Image by Beth Rooney
Learning English Helps Youngest Immigrants
Many immigrants come to the United States to give their children advantages. But how much do poor English skills stand in the way of economic advancement? According to research by C. Hoyt Bleakley, assistant professor of economics, the age at which children immigrate makes a significant difference later on, both in terms of the salaries they earn and the level of education they attain. “Language is important in developing the rest of your human capital,” Bleakley said.
His research, coauthored with Aimee Chin, shows that three to five years can make a critical difference. “Bringing your child to the United States to be exposed to English first at age 7 versus age 10 results in a difference of 10 percent in that child’s future income,” he said.
Immigration, however, is not the key factor. Researchers say children who came to the United States from poor English-speaking countries don’t show the same disparities later in income and education—further evidence of the critical period of language acquisition. “We see marked differences,” Bleakley said. “People who are brought here three to five years earlier from non-English-speaking countries do much better than those brought later. It looks like English opened a lot of doors for these children.”
Securitization Fostered the Subprime Crisis
While securitization is not new, the practice fostered “moral hazard” among those who originate mortgages, leading them to make loans to uncreditworthy borrowers and fostering the subprime lending crisis, according to associate professor of finance Atif Mian and assistant professor of finance Amir Sufi. A February 7 story on their research in the Economist said, “Their findings confirm what many suspected: poor screening by mortgage originators intent on selling loans was a significant factor in the housing boom and bust.”
Mian and Sufi first identified areas with the highest level of mortgage rejections in 1996, the benchmark year; they were the same areas that saw a disproportionate hike in approvals from 2001 to 2005, the boom years. The neighborhoods “also saw declining income and employment growth compared with nearby districts,” the Economist said.
The researchers also found that “loans securitized by the originators, or sold to nonbank financial firms, probably for packaging, were far more likely to end up in default.” Mian and Sufi “acknowledge that their analysis might not constitute proof: other unseen factors could have affected the results,” the story said. “But a separate study also shows securitization has a lot to answer for." That paper, "Did Securitization Lead to Lax Screening?" was coauthored by Amit Seru, assistant professor of finance.
PE a Catalyst for Job Losses and Gains
Job losses at firms acquired by private equity groups are higher, in the wake of buyout transactions, than at otherwise comparable firms. However, buyout targets also create more new jobs at new facilities than comparable firms without ties to private equity, according to a study coauthored by Steven Davis, William H. Abbott Professor of International Business and Economics.
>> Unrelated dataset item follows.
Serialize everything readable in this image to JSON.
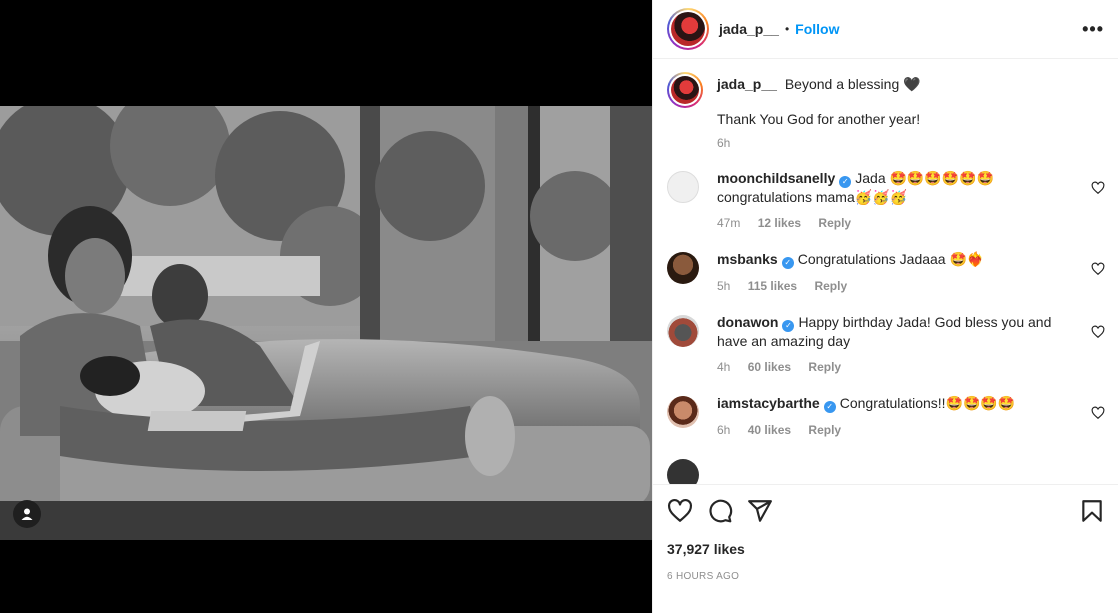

On balance, accounting for job losses and job gains, the net employment change over a two-year period postbuyout is similar for acquired firms and firms without ties to private equity. Thus, private equity appears to act as a catalyst for creative destruction with, on average, little net impact on employment.
The authors studied 5,000 buyout transactions in the United States between 1980 and 2005, covering about 4,500 firms operating about 300,000 facilities, according to TheDeal. The New York Times called the research “perhaps the most extensive study conducted on the issue” of the economic impact of private equity.
Among the study’s “most interesting findings” was that two years before a buyout, a company cuts an average of 4 percent more of its work force than its peers, the Times said.